- A signed statement indicating the person was not required to file taxes for that year by their tax authority and the name of the country where he/she resided.
- Documentation of all of the individual’s earned income for the specified year.
- Each non-filer listed on the verification worksheet must provide a statement. Please include the name of the non-filer, the student’s name and UCFID.
Step-by-step instructions: How to obtain the IRS Verification of Non-Filing Letter
I have a child. Why is UCF making me change to a dependent student?
In order to answer “Yes” to having a child on the FAFSA, you must be providing support for yourself as well as more than half of the child’s financial support. It is likely that the information you submitted about your income and family information indicated that someone else was providing more than half of your child’s financial support. Sometimes a student who has a child may live with the student’s parent (the child’s grandparent), in which case the child’s grandparent is likely to be the person providing more than half of the financial support.
What are the acceptable forms of verification of tax information?
Please view the year specific Verification of Tax Information below.
- 2019-2020 Dependent Verification of Tax Information
- 2019-2020 Independent Verification of Tax Information
- How to Request IRS Verification of Non-filing Letter
- 1040 Tax Return Transcript – Sample Only
- 1040A Tax Return Transcript – Sample Only

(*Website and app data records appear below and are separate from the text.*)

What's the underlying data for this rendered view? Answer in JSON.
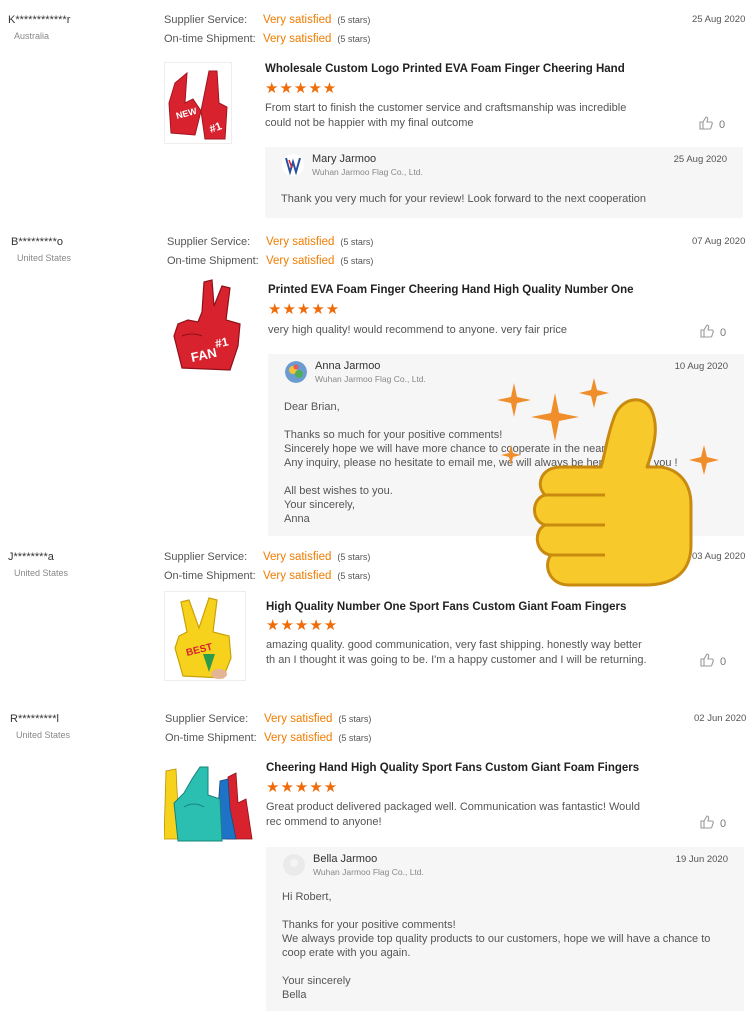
{
  "labels": {
    "supplier_service": "Supplier Service:",
    "ontime_shipment": "On-time Shipment:",
    "very_satisfied": "Very satisfied",
    "five_stars": "(5 stars)",
    "star_glyphs": "★★★★★"
  },
  "reviews": [
    {
      "buyer": "K************r",
      "country": "Australia",
      "date": "25 Aug 2020",
      "product_title": "Wholesale Custom Logo Printed EVA Foam Finger Cheering Hand",
      "comment": "From start to finish the customer service and craftsmanship was incredible could not be happier with my final outcome",
      "likes": "0",
      "reply": {
        "name": "Mary Jarmoo",
        "company": "Wuhan Jarmoo Flag Co., Ltd.",
        "date": "25 Aug 2020",
        "text": "Thank you very much for your review! Look forward to the next cooperation"
      }
    },
    {
      "buyer": "B*********o",
      "country": "United States",
      "date": "07 Aug 2020",
      "product_title": "Printed EVA Foam Finger Cheering Hand High Quality Number One",
      "comment": "very high quality! would recommend to anyone. very fair price",
      "likes": "0",
      "reply": {
        "name": "Anna Jarmoo",
        "company": "Wuhan Jarmoo Flag Co., Ltd.",
        "date": "10 Aug 2020",
        "text": "Dear Brian,\n\nThanks so much for your positive comments!\nSincerely hope we will have more chance to cooperate in the near future.\nAny inquiry, please no hesitate to email me, we will always be here to serve you !\n\nAll best wishes to you.\nYour sincerely,\nAnna"
      }
    },
    {
      "buyer": "J********a",
      "country": "United States",
      "date": "03 Aug 2020",
      "product_title": "High Quality Number One Sport Fans Custom Giant Foam Fingers",
      "comment": "amazing quality. good communication, very fast shipping.  honestly way better th an I thought it was going to be. I'm a happy customer and I will be returning.",
      "likes": "0"
    },
    {
      "buyer": "R*********l",
      "country": "United States",
      "date": "02 Jun 2020",
      "product_title": "Cheering Hand High Quality Sport Fans Custom Giant Foam Fingers",
      "comment": "Great product delivered packaged well.  Communication was fantastic!  Would rec ommend to anyone!",
      "likes": "0",
      "reply": {
        "name": "Bella Jarmoo",
        "company": "Wuhan Jarmoo Flag Co., Ltd.",
        "date": "19 Jun 2020",
        "text": "Hi Robert,\n\nThanks for your positive comments!\nWe always provide top quality products to our customers, hope we will have a chance to coop erate with you again.\n\nYour sincerely\nBella"
      }
    }
  ],
  "colors": {
    "accent_orange": "#f07c00",
    "star_orange": "#ef6c0a",
    "reply_bg": "#f6f6f6",
    "foam_red": "#d8232f",
    "foam_yellow": "#f7d21c",
    "sticker_yellow": "#f8c92a"
  },
  "icons": {
    "like": "thumbs-up-outline-icon",
    "sticker": "thumbs-up-emoji-sticker",
    "sparkle": "sparkle-icon"
  }
}
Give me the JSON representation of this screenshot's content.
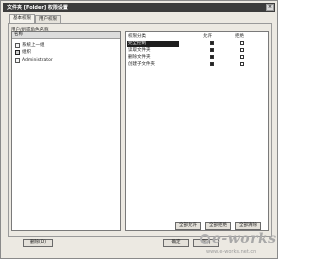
{
  "window": {
    "title": "文件夹 [Folder] 权限设置",
    "close_glyph": "×"
  },
  "tabs": [
    {
      "label": "基本权限"
    },
    {
      "label": "用户权限"
    }
  ],
  "left": {
    "group_title": "用户/组或角色名称",
    "header": "名称",
    "items": [
      {
        "label": "系统上一组"
      },
      {
        "label": "组织"
      },
      {
        "label": "Administrator"
      }
    ]
  },
  "right": {
    "col_perm": "权限分类",
    "col_allow": "允许",
    "col_deny": "拒绝",
    "rows": [
      {
        "name": "完全控制",
        "allow": true,
        "deny": false
      },
      {
        "name": "读取文件夹",
        "allow": true,
        "deny": false
      },
      {
        "name": "删除文件夹",
        "allow": true,
        "deny": false
      },
      {
        "name": "创建子文件夹",
        "allow": true,
        "deny": false
      }
    ]
  },
  "buttons": {
    "select_all": "全部允许",
    "deny_all": "全部拒绝",
    "clear_all": "全部清除",
    "delete": "删除(D)",
    "ok": "确定",
    "cancel": "取消"
  },
  "watermark": {
    "logo": "e-works",
    "domain": "www.e-works.net.cn"
  }
}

- 1040EZ Tax Return Transcript – Sample Only
What if I and/or my parent(s) filed for an extension?
An individual who is required to file an IRS income tax return and has been granted a filing extension by the IRS, must provide all the items below:

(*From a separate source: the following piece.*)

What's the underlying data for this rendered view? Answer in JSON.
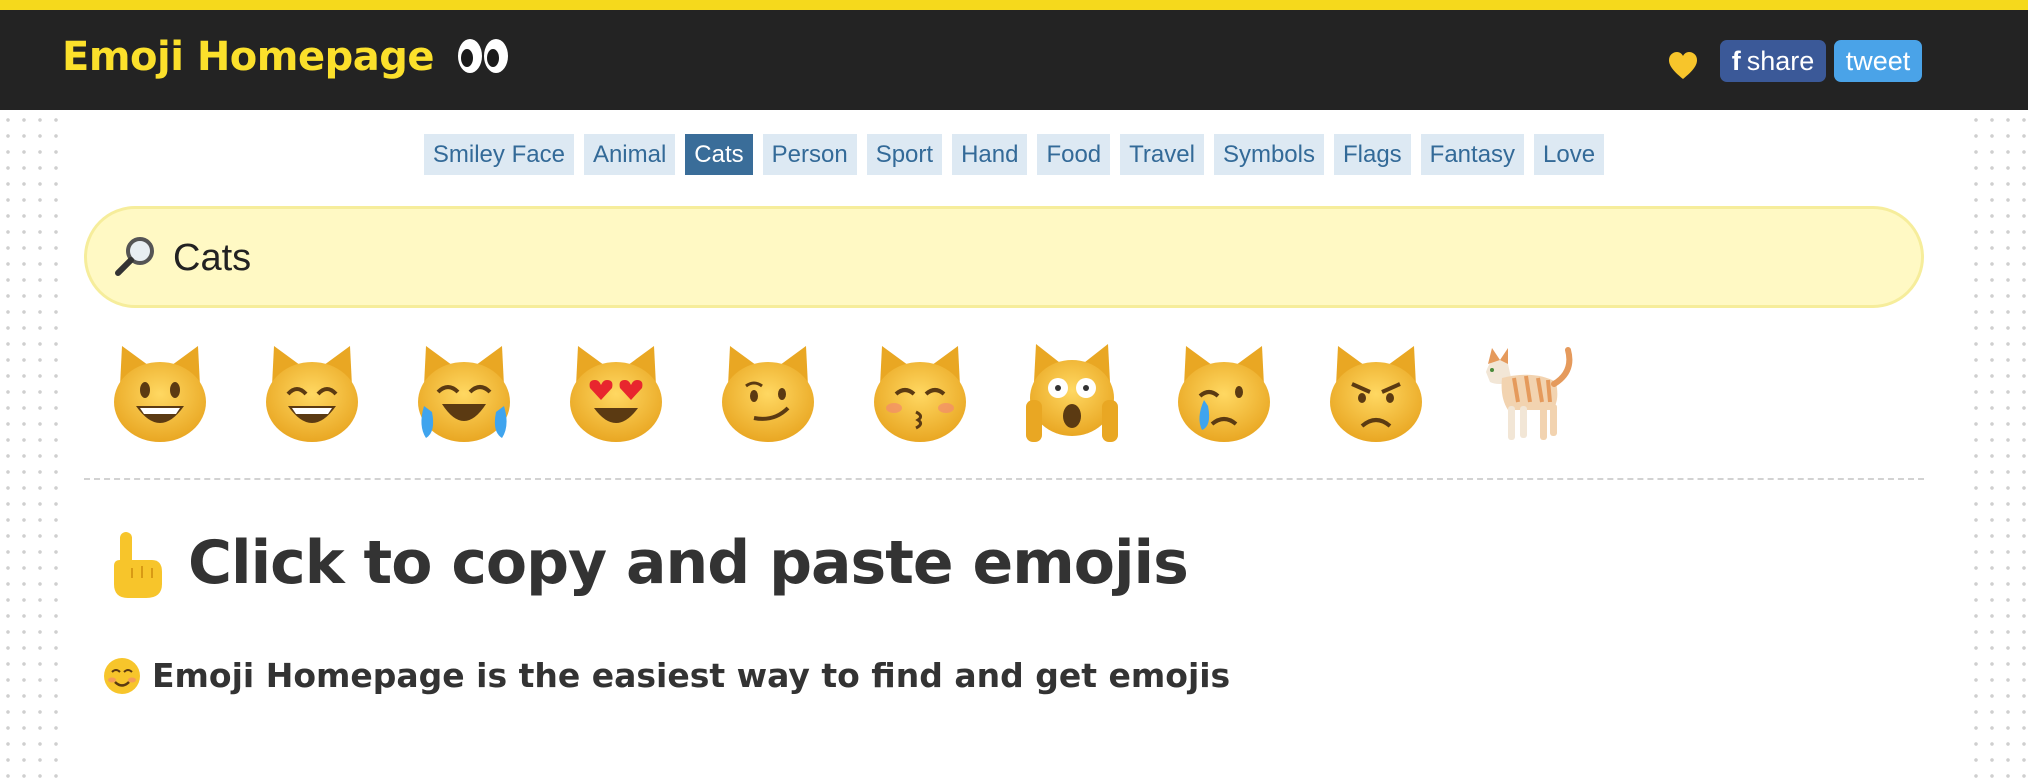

- A copy of IRS Form 4868, “Application for Automatic Extension of Time to File U.S. Individual Income Tax Return,” that was filed with the IRS for the tax year;

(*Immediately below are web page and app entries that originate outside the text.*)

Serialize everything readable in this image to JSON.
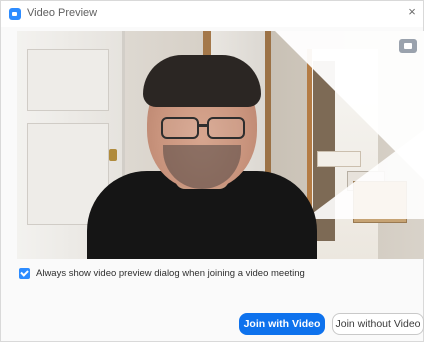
{
  "window": {
    "title": "Video Preview",
    "close_glyph": "×",
    "app_icon": "zoom-camera-icon"
  },
  "video": {
    "toggle_icon": "video-icon"
  },
  "options": {
    "always_show_label": "Always show video preview dialog when joining a video meeting",
    "always_show_checked": true
  },
  "actions": {
    "join_with_video": "Join with Video",
    "join_without_video": "Join without Video"
  },
  "colors": {
    "accent": "#0e72ed",
    "checkbox": "#2d8cff"
  }
}
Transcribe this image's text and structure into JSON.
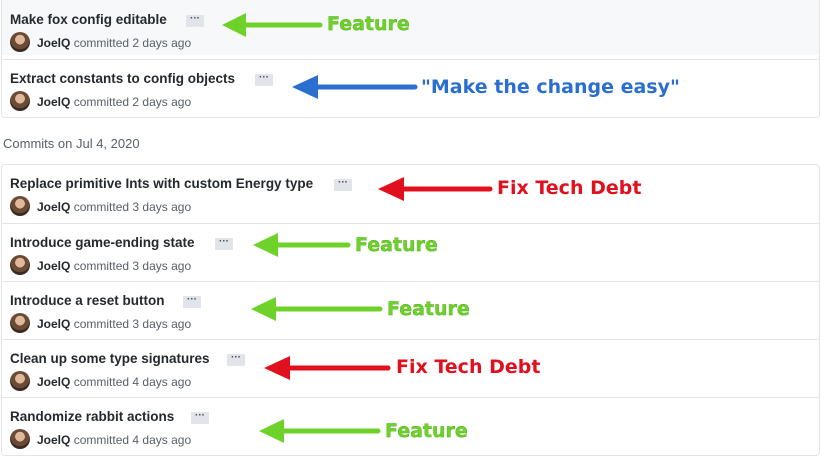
{
  "date_heading": "Commits on Jul 4, 2020",
  "ellipsis": "···",
  "verb": "committed",
  "groups": [
    {
      "commits": [
        {
          "title": "Make fox config editable",
          "author": "JoelQ",
          "when": "2 days ago",
          "tag": "Feature"
        },
        {
          "title": "Extract constants to config objects",
          "author": "JoelQ",
          "when": "2 days ago",
          "tag": "\"Make the change easy\""
        }
      ]
    },
    {
      "commits": [
        {
          "title": "Replace primitive Ints with custom Energy type",
          "author": "JoelQ",
          "when": "3 days ago",
          "tag": "Fix Tech Debt"
        },
        {
          "title": "Introduce game-ending state",
          "author": "JoelQ",
          "when": "3 days ago",
          "tag": "Feature"
        },
        {
          "title": "Introduce a reset button",
          "author": "JoelQ",
          "when": "3 days ago",
          "tag": "Feature"
        },
        {
          "title": "Clean up some type signatures",
          "author": "JoelQ",
          "when": "4 days ago",
          "tag": "Fix Tech Debt"
        },
        {
          "title": "Randomize rabbit actions",
          "author": "JoelQ",
          "when": "4 days ago",
          "tag": "Feature"
        }
      ]
    }
  ],
  "colors": {
    "feature": "#6fd22b",
    "tech_debt": "#e0101e",
    "make_easy": "#2a6fcf"
  }
}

- A copy of the IRS’s approval of an extension beyond the automatic six-month extension if the individual requested an additional extension of the filing time for the tax year;
- Verification of Non-filing Letter (confirmation that the tax return has not yet been filed) from the IRS or other relevant tax authority dated on or after October 1;
- A copy of IRS Form W–2 for each source of employment income received for the tax year and,
- If self-employed, a signed statement certifying the amount of the individual’s Adjusted Gross Income (AGI) and the U.S. income tax paid for the tax year.
What is the Department of Education definition of an unaccompanied homeless youth?
There are three different questions on the FAFSA regarding being an unaccompanied homeless youth. The determination that you meet the definition of an unaccompanied homeless youth must be provided in writing by your high school or school district homeless liaison, a director of a homeless shelter or transitional housing program funded by HUD, or a director of a runaway or homeless youth basic center or transitional living program. The definition of unaccompanied homeless youth is:
- “Homeless” means lacking fixed, regular and adequate housing. You may be homeless if you are living in shelters, parks, motels or cars, or temporarily living with other people because you have nowhere else to go.
- “Unaccompanied” means you are not living in the physical custody of your parent or guardian.
- “Youth” means you are 23 years of age or younger or you are still enrolled in high school as of the day you signed your FAFSA.
What is the financial aid definition of a veteran?
For financial aid purposes, a veteran is someone who:
- Has served in active duty in the U.S. Armed Forces (Army, Navy, Air Force, Marines or Coast Guard) or a National Guard or Reservist who was called to active duty for other than state or training purposes, or was a cadet in a service academy, and
- Was released under a condition other than dishonorable. Members of the National Guard or Reserves who has NOT served on active duty for other than training or state purposes should answer “No” to being a veteran.